◆ Task to carry out
Without the pictures, write out every entry that follows exactly.

==========

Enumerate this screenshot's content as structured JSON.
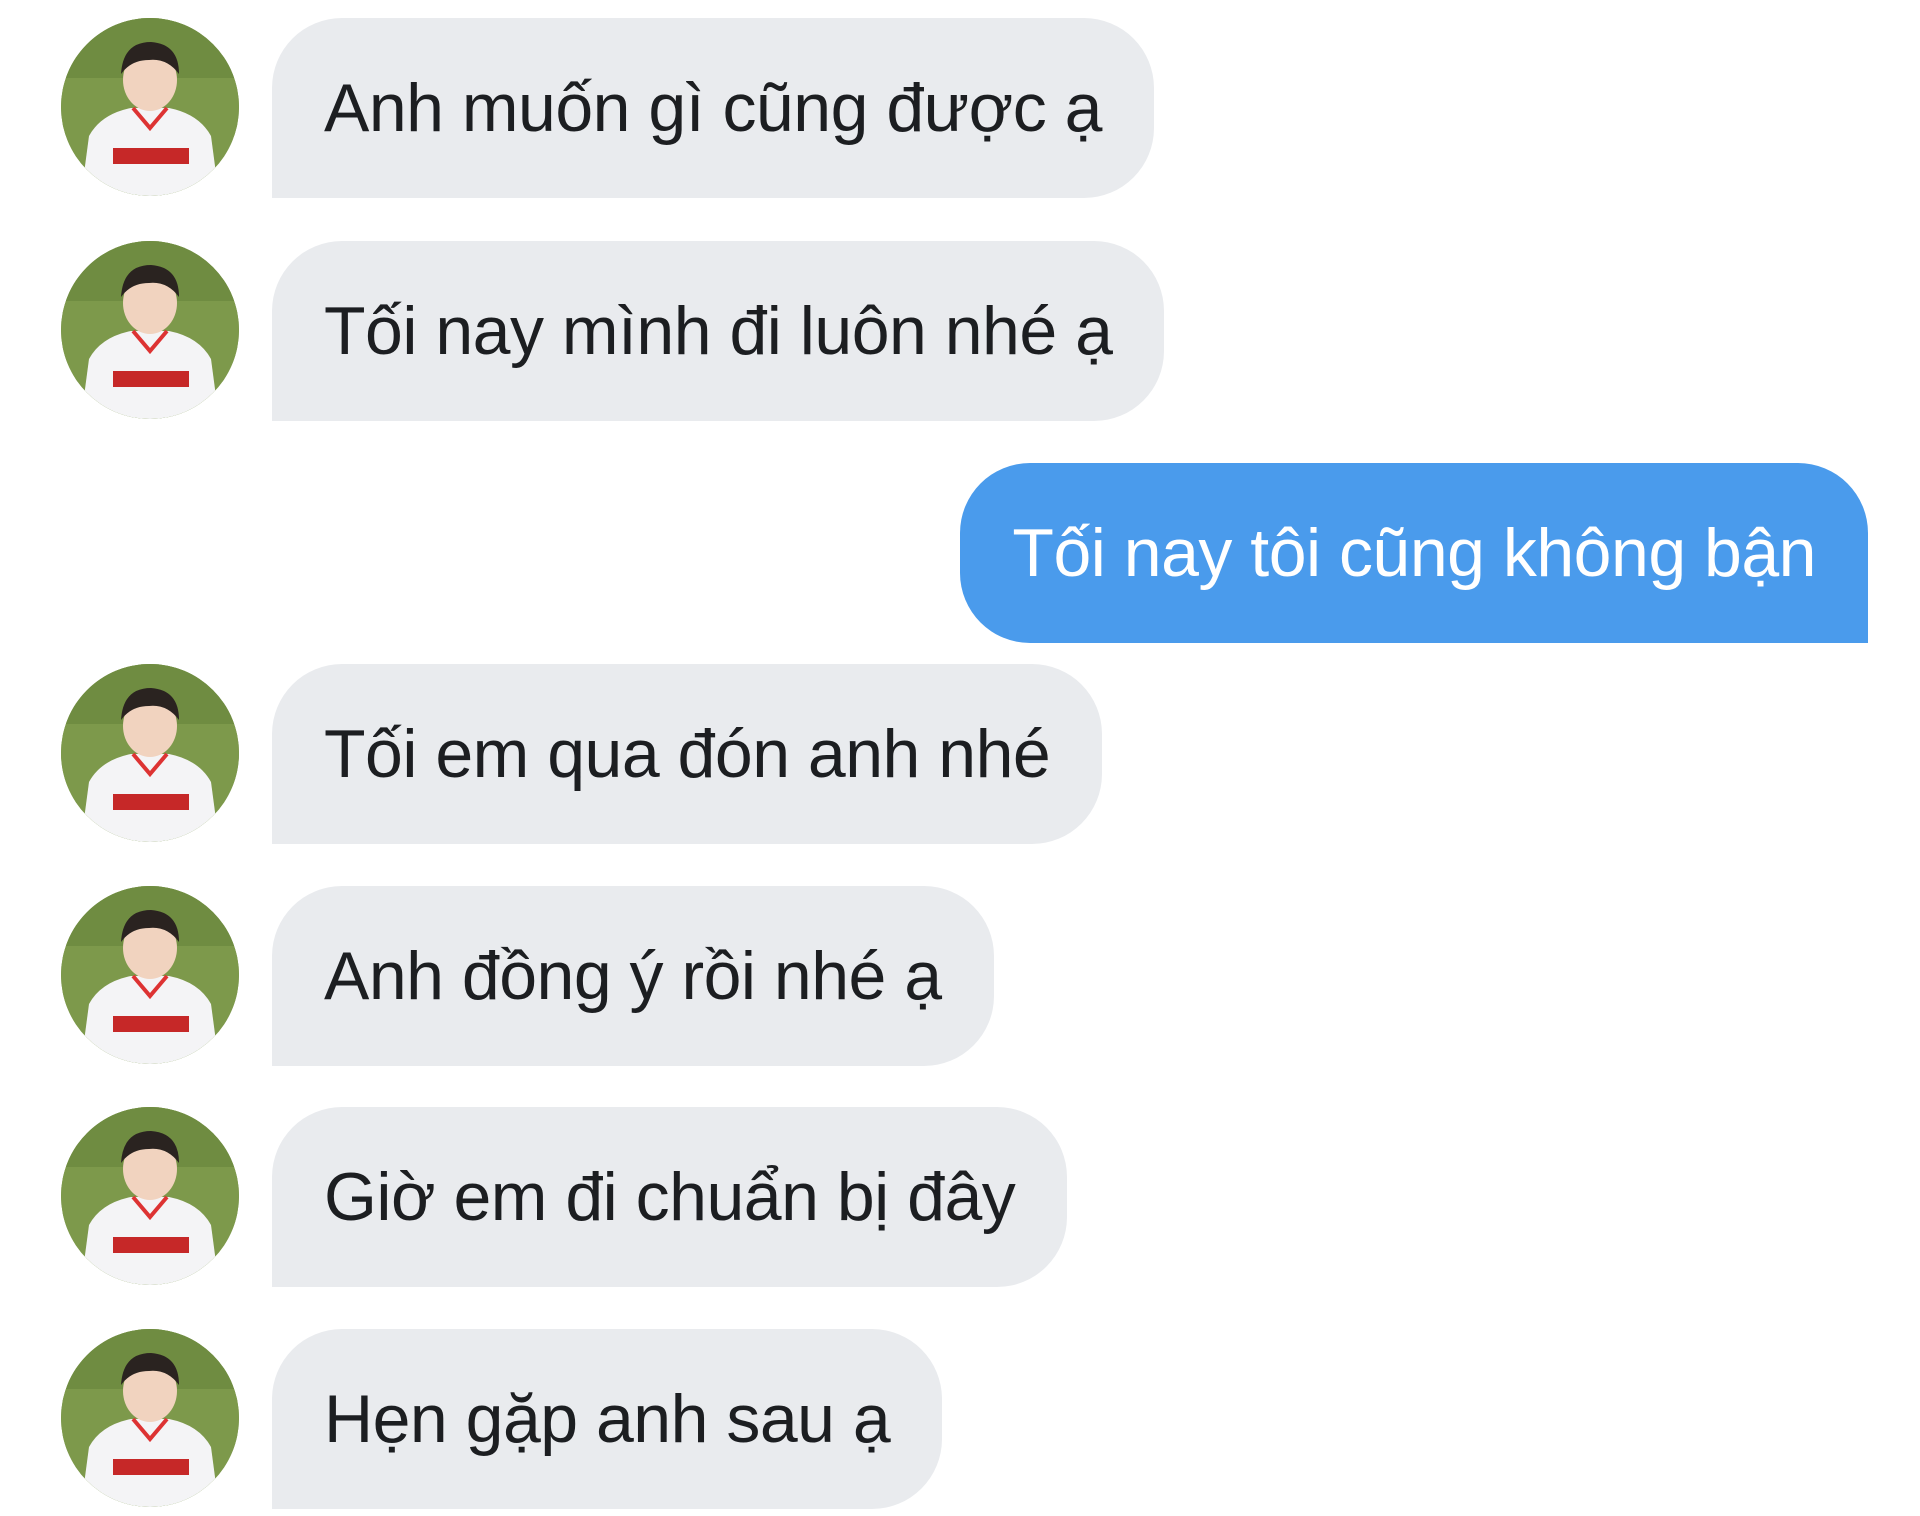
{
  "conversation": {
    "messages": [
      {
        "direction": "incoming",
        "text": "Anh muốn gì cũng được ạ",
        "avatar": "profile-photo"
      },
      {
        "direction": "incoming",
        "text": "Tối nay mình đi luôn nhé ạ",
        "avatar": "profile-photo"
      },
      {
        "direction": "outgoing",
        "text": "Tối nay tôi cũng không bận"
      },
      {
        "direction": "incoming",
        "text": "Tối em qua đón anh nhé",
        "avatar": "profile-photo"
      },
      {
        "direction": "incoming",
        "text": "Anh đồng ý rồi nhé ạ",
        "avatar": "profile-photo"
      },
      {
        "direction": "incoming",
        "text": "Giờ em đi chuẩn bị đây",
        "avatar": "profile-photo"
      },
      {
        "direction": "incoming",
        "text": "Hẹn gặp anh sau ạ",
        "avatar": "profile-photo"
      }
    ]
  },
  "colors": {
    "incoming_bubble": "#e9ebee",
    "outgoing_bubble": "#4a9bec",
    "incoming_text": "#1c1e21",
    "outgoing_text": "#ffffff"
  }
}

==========

◆ Response to this task
Enumerate this screenshot's content as structured JSON.
{
  "conversation": {
    "messages": [
      {
        "direction": "incoming",
        "text": "Anh muốn gì cũng được ạ",
        "avatar": "profile-photo"
      },
      {
        "direction": "incoming",
        "text": "Tối nay mình đi luôn nhé ạ",
        "avatar": "profile-photo"
      },
      {
        "direction": "outgoing",
        "text": "Tối nay tôi cũng không bận"
      },
      {
        "direction": "incoming",
        "text": "Tối em qua đón anh nhé",
        "avatar": "profile-photo"
      },
      {
        "direction": "incoming",
        "text": "Anh đồng ý rồi nhé ạ",
        "avatar": "profile-photo"
      },
      {
        "direction": "incoming",
        "text": "Giờ em đi chuẩn bị đây",
        "avatar": "profile-photo"
      },
      {
        "direction": "incoming",
        "text": "Hẹn gặp anh sau ạ",
        "avatar": "profile-photo"
      }
    ]
  },
  "colors": {
    "incoming_bubble": "#e9ebee",
    "outgoing_bubble": "#4a9bec",
    "incoming_text": "#1c1e21",
    "outgoing_text": "#ffffff"
  }
}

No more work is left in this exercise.